Financials: XLF managed to gain a few cents this week but Thursday's selloff hit the ETF hard. On the long term chart, XLF is clearly well out of the TradeRadar SELL zone. Measuring from the bottom in April to now, though, it is looking like it's ready to drop back into the SELL zone. KBE, the streetTracks KBW Bank index ETF remains mired in bear territory and the fact that it managed to close at $58.56 the previous week did not signal an uptrend. The ETF finished this week down a few cents and looks like it might be rolling over. Needless to say, KBE remains deep in the TradeRadar SELL zone.
Energy: The divergence in two ETFs, XLE and USO, that I pointed out last week is easing somewhat. XLE, the Energy Select Sector SPDR (XLE), made another new closing high. United States Oil (USO), a proxy for oil prices, did advance this week adding about 1%. Over the past three months, however, XLE has gained 12% while USO has fallen 3%. I still don't get it...
TradeRadar Stock PicksGenerex Biotechnology (GNBT) had a terrible week and yet we have continued to hold. This week it dropped further to close at $1.43 for a total 15.4% loss. There has been absolutely no news I can find to account for the weakness and with the breast cancer trials going on in China, I had expected the stock to get a little boost.
The NASDAQ 100 was up slightly this past week but Thursday's meltdown was all I needed to act on my feeling the average was overbought. My experience with the ProShares UltraShort QQQ led me to believe that these Ultra ETFs are more speculative, best held for short periods of time and traded more actively than a stock or normal ETF. So I chose to act and sold the Ultra QQQ (QLD) and purchased the UltraShort QQQ (QID). Over the course of barely three weeks holding QLD we managed a gain of 2.7%. Friday's bounce, however, erased our small gain in QID. We will be looking to next week to confirm our feeling that a short-term decline is in store for the Q.
Cisco Systems (CSCO) reported this week and the news was actually pretty good, featuring a 34% increase in earnings. Unfortunately, the guidance was not sufficiently positive and the stock was punished. CSCO finished this week at $26.63, reducing our gain to 3.3%. See my post explaining why I think the selloff was overdone.
BigBand Networks (BBND) had an awful week dropping from $18.85 to $17.47. Our gain has been reduced to a miserable two cents a share or about 0.1%. As I have said before, the company has good prospects and it's worth holding through what could be a rocky period.
SanDisk (SNDK) continues a modest recovery after the drop that followed its earnings announcement a couple of weeks ago. At $44.87, we are hanging in with a 3.4% gain. There have been several interesting announcements this week of SNDK hooking up with other companies, Microsoft for example, with whom they will be using flash for portable computing environments.

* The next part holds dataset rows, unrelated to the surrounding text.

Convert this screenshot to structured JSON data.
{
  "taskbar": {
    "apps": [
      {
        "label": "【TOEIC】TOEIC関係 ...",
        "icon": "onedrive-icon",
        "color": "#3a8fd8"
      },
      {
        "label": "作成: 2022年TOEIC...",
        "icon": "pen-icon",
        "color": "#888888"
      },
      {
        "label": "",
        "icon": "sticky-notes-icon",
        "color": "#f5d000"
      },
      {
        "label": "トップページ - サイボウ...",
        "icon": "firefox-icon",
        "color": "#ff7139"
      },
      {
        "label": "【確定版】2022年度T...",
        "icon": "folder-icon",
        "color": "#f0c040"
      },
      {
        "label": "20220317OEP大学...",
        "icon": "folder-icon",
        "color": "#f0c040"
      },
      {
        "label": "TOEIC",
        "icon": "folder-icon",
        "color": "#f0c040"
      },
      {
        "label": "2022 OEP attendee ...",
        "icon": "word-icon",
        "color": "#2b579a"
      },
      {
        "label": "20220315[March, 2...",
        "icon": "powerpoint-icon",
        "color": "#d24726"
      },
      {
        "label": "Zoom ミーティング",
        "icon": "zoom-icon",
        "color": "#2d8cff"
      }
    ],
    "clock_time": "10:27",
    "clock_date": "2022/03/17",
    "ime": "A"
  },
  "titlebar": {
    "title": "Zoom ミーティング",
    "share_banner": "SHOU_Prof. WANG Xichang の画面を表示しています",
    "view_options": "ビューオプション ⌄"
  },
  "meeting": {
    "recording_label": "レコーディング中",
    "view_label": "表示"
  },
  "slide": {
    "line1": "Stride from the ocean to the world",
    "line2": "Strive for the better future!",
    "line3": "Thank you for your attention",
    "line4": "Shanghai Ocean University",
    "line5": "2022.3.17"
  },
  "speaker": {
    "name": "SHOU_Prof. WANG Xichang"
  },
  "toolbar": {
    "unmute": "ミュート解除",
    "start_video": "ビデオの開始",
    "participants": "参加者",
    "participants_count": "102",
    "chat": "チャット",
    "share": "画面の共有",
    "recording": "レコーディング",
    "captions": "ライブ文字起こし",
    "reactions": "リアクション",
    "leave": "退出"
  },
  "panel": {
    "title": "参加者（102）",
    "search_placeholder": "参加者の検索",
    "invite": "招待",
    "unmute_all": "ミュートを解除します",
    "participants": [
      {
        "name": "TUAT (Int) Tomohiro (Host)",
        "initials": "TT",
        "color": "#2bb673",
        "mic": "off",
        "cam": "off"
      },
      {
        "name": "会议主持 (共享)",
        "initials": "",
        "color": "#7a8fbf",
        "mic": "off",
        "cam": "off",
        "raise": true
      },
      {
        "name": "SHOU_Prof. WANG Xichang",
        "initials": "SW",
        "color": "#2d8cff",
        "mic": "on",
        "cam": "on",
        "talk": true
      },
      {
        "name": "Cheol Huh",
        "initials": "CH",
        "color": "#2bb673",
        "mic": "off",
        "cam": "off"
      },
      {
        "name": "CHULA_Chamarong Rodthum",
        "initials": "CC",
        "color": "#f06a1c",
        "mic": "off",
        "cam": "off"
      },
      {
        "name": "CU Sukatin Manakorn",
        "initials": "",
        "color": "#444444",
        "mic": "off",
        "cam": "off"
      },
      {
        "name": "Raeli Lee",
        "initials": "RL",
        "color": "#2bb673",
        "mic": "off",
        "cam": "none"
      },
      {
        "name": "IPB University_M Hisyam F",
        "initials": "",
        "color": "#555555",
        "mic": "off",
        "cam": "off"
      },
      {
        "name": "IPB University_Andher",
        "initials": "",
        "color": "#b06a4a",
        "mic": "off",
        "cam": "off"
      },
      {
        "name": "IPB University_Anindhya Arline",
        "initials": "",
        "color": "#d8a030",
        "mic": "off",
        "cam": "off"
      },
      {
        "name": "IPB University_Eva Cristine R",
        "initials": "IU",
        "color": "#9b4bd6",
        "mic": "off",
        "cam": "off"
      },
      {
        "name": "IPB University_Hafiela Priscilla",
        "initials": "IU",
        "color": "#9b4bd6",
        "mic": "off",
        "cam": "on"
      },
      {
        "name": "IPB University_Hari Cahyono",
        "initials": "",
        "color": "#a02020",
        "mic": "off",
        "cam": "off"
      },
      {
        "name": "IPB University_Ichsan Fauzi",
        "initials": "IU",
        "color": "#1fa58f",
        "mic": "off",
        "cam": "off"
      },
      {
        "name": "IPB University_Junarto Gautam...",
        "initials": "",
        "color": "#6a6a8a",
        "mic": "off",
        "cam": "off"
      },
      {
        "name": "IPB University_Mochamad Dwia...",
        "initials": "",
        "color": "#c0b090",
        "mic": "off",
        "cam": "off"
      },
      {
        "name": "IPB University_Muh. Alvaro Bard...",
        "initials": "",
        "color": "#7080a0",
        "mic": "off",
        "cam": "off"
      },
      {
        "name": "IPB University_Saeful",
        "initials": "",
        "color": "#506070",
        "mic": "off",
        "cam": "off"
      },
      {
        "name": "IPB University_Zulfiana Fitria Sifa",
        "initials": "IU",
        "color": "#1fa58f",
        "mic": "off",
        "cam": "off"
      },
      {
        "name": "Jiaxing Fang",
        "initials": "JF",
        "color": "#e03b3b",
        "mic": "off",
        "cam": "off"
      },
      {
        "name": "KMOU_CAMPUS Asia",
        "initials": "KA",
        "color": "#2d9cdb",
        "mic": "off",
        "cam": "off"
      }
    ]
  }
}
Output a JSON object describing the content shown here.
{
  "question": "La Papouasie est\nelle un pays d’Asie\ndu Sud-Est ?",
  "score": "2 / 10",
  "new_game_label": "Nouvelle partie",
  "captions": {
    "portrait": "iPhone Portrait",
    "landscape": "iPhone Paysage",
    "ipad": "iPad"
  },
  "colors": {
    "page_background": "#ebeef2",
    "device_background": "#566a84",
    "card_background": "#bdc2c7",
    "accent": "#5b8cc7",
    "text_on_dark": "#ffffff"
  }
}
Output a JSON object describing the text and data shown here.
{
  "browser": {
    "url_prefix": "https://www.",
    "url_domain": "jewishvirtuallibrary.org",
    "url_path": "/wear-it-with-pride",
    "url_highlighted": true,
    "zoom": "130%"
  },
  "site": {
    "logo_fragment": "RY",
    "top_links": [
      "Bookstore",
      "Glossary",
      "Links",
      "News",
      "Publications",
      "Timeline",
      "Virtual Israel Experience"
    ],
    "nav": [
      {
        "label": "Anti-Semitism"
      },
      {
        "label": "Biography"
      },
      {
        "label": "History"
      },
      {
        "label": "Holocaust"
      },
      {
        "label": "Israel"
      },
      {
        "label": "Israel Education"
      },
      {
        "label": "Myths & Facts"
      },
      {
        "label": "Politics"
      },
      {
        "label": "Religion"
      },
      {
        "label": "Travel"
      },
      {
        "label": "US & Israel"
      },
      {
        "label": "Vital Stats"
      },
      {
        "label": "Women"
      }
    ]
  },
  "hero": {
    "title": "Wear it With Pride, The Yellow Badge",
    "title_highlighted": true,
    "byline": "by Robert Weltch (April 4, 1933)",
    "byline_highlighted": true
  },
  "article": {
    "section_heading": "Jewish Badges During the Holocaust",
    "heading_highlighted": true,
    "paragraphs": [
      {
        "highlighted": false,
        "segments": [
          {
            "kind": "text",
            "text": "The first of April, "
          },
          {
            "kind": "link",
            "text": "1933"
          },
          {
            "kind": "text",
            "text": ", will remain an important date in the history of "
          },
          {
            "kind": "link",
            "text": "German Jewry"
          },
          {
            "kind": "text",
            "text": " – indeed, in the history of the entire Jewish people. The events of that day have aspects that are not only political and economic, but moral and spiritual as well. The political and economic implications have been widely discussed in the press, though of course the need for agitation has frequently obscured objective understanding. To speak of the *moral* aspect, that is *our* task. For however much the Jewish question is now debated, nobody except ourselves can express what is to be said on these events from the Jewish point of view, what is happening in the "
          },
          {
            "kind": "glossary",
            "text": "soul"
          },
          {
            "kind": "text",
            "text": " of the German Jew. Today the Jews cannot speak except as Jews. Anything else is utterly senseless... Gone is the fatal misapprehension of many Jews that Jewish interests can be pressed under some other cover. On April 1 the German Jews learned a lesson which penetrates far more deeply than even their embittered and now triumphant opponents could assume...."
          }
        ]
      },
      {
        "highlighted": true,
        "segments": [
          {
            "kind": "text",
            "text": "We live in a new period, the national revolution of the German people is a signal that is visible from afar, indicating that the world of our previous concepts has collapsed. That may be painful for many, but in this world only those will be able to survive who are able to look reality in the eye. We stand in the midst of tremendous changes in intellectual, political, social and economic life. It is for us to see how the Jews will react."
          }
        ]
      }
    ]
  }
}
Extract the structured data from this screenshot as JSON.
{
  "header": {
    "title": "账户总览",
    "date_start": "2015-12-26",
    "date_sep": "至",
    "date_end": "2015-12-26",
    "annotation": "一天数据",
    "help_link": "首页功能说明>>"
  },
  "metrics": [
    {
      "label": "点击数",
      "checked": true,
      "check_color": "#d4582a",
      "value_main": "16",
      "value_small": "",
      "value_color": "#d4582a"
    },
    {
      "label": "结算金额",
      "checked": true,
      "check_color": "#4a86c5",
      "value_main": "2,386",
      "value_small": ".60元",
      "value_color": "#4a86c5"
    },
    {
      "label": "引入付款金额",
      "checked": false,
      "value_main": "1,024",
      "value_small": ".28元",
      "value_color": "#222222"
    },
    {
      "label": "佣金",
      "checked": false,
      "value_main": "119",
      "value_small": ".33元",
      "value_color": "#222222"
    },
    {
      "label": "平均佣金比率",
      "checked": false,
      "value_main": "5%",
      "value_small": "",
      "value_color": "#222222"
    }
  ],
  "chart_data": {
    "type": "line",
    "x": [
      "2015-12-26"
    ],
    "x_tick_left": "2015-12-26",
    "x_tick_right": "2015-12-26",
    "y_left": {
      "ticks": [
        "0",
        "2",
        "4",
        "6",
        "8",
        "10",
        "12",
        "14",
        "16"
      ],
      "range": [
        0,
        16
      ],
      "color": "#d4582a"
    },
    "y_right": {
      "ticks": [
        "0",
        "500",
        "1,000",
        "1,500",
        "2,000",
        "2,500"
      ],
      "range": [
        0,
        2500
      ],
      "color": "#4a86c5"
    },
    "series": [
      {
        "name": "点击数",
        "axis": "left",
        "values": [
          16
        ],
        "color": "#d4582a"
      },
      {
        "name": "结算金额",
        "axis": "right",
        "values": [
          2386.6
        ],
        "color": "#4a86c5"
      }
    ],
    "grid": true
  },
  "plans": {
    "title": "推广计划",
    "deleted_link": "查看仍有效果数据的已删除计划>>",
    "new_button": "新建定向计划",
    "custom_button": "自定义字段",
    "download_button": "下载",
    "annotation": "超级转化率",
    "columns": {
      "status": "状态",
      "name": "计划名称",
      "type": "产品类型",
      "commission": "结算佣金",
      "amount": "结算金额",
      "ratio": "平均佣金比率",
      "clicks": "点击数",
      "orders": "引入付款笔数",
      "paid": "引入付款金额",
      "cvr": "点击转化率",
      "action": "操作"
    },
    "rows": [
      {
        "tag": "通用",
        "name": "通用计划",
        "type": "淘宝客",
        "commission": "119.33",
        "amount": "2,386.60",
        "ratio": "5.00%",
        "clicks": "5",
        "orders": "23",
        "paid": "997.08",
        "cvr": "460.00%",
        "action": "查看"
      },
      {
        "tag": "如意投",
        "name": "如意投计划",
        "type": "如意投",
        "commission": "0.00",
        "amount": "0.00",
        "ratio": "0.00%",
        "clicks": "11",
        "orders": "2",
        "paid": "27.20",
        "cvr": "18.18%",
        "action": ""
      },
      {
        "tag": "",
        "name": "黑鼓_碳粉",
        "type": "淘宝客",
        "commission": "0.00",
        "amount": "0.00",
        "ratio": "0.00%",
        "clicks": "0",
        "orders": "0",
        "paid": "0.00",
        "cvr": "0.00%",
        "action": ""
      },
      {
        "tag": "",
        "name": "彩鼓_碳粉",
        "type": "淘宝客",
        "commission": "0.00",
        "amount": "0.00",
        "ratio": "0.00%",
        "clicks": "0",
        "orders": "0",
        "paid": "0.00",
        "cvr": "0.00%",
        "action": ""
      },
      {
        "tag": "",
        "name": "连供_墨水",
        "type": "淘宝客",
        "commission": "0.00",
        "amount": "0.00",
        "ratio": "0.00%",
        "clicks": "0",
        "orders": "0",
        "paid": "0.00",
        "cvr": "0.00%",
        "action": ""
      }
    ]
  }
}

Stay tuned, this is a pretty cool idea.
Millicom (MICC) also had a lousy week, primarily do to weakness during Thursday's selloff. MICC finished the week at $82.97, more that a dollar below last week's close. We maintain a 4.6% gain.